*Exercise requirements*:
Going line by line through the listing below, count each line that includes the word "outfit", and reply with the count only.

*Recorded data*:
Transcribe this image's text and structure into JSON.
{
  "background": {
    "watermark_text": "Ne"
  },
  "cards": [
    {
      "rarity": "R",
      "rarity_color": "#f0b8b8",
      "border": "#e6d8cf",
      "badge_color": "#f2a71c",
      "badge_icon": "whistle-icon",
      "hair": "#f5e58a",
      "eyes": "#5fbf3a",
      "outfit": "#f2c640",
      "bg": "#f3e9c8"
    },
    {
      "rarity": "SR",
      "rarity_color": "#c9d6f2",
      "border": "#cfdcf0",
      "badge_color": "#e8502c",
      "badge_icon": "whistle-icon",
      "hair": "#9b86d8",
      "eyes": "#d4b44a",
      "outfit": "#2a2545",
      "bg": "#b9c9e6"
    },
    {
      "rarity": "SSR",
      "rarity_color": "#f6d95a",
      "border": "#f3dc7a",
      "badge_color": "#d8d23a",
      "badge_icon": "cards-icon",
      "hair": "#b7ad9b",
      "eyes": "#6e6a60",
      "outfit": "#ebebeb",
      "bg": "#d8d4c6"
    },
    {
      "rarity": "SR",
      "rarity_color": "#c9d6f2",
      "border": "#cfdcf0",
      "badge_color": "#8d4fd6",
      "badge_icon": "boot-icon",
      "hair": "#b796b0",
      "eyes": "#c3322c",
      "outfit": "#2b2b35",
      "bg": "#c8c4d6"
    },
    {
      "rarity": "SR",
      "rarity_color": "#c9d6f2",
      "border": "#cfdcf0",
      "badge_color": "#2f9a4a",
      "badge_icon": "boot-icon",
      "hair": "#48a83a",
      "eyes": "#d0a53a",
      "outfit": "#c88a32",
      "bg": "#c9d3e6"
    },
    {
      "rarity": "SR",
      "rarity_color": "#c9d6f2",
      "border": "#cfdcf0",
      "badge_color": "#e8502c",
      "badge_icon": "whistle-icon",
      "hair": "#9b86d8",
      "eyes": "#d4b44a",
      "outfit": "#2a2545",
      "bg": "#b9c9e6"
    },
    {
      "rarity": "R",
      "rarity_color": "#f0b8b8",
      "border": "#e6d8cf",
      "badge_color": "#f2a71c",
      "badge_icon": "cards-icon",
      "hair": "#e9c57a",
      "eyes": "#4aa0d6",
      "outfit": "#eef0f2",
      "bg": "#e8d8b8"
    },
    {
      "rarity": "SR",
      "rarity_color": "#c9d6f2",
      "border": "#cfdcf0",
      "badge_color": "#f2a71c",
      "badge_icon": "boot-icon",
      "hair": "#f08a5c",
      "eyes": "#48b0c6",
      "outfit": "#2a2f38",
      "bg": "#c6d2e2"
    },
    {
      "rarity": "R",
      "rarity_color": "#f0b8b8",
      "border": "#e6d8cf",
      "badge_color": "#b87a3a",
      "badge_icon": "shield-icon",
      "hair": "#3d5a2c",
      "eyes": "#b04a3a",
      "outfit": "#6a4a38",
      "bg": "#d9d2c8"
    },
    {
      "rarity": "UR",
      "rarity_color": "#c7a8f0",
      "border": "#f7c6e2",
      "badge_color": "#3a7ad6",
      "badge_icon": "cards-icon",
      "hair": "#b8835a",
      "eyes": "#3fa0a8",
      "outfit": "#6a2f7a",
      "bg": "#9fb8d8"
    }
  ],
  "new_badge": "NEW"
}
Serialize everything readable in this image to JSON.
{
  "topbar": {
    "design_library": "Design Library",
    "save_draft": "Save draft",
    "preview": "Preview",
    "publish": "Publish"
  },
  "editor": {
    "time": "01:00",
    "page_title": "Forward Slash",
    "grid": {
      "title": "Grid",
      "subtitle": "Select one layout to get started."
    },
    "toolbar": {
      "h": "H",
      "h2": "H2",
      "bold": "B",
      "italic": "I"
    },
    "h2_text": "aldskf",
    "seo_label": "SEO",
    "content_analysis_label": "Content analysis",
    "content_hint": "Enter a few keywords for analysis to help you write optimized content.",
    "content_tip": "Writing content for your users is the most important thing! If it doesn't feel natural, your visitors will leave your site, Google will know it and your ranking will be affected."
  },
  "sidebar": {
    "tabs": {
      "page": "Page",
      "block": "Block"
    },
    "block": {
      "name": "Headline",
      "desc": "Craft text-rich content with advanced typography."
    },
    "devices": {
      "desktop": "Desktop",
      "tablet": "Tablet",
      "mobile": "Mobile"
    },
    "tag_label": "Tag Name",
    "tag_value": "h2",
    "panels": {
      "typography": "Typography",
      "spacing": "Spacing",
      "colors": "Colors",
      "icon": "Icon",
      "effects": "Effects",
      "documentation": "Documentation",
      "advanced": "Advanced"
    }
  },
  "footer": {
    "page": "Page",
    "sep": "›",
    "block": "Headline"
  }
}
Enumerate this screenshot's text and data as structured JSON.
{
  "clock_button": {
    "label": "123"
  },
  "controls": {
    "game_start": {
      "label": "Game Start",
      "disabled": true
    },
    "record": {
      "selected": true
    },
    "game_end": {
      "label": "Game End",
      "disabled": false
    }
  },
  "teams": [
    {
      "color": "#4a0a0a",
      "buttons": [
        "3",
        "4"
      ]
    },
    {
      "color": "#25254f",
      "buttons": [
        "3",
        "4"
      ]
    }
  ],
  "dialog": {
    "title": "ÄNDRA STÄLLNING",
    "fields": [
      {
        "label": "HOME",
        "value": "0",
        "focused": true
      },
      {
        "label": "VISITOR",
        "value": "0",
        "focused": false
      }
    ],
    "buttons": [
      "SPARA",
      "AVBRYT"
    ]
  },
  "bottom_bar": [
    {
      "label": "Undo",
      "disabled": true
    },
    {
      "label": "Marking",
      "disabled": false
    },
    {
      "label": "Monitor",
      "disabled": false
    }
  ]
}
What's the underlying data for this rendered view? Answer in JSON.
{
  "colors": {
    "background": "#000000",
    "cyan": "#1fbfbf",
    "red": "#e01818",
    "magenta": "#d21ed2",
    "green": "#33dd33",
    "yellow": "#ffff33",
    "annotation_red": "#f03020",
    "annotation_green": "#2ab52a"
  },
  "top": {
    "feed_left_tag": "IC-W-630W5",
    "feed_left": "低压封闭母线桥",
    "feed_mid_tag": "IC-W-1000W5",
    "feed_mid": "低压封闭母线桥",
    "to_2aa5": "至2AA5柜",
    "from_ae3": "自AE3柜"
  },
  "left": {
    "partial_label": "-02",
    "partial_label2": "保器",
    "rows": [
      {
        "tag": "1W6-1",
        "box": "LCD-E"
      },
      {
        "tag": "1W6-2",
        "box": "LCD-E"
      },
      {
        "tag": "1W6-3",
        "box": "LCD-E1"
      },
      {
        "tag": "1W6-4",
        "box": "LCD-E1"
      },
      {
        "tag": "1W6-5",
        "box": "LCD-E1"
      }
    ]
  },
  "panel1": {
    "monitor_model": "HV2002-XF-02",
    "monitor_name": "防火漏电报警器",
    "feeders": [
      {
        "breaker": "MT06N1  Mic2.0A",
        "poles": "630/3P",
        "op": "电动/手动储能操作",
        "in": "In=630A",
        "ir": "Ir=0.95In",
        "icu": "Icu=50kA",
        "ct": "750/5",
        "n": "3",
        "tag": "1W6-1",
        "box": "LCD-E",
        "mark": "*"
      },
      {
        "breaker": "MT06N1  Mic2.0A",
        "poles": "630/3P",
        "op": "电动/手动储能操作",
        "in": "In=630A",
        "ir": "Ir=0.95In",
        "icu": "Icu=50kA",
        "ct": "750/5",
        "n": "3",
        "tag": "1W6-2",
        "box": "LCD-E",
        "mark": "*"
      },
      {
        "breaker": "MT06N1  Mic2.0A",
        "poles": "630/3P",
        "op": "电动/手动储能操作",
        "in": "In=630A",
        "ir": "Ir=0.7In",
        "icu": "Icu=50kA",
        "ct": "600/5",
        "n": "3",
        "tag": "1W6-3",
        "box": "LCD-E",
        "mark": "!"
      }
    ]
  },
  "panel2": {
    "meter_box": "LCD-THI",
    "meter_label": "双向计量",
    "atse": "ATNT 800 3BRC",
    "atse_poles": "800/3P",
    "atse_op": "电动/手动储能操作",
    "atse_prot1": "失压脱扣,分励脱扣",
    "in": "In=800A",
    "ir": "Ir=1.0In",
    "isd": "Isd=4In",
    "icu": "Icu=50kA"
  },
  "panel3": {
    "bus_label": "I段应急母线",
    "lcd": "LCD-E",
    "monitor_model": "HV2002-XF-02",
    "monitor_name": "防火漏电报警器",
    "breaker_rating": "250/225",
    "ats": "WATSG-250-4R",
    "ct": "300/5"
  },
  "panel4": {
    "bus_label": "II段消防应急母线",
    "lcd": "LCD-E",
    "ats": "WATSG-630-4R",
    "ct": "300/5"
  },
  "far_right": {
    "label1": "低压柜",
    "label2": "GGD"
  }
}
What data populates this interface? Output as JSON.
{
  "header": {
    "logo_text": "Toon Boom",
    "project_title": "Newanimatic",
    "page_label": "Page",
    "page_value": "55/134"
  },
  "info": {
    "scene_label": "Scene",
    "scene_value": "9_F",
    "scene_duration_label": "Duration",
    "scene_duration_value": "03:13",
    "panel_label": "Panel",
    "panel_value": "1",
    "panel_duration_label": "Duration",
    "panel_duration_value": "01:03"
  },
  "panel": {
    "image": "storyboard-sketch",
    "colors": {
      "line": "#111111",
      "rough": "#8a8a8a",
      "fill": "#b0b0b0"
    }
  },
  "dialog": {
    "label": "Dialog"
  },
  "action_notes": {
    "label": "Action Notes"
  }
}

*Finished exercise*:
10